#### [THE TASK]
If a line below contains the word "Design", count it. Please give the total and nothing else.

[[ THE DATA, beginning ]]

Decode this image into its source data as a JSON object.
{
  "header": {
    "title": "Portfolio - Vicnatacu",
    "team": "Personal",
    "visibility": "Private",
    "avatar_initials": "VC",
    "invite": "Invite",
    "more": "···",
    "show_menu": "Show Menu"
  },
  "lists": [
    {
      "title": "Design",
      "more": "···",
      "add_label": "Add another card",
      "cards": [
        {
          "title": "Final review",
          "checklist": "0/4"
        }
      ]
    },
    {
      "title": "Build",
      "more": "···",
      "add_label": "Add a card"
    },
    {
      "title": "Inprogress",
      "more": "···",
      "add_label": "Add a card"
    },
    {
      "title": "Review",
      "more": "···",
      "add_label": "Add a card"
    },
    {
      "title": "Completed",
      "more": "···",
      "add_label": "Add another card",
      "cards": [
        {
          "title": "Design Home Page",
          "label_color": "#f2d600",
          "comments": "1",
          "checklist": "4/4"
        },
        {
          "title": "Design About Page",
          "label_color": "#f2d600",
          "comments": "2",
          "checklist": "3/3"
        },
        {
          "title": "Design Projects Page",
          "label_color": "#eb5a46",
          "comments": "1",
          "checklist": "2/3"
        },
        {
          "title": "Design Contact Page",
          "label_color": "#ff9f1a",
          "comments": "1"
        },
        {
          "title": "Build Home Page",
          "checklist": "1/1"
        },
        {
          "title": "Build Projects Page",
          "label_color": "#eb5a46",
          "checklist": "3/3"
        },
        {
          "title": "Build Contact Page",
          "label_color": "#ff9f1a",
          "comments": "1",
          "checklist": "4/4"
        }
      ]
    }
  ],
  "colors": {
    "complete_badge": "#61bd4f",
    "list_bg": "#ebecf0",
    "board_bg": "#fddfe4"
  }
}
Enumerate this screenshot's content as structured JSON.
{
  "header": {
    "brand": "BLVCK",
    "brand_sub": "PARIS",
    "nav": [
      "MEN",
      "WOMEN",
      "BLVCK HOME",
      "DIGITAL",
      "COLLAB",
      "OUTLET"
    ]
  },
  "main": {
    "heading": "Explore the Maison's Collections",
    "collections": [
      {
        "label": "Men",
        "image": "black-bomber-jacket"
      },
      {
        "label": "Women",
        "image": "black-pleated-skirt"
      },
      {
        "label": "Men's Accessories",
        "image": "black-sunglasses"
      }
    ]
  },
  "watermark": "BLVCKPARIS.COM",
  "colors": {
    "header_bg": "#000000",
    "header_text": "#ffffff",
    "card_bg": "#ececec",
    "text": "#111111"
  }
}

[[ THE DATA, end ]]

#### [THE ANSWER]
5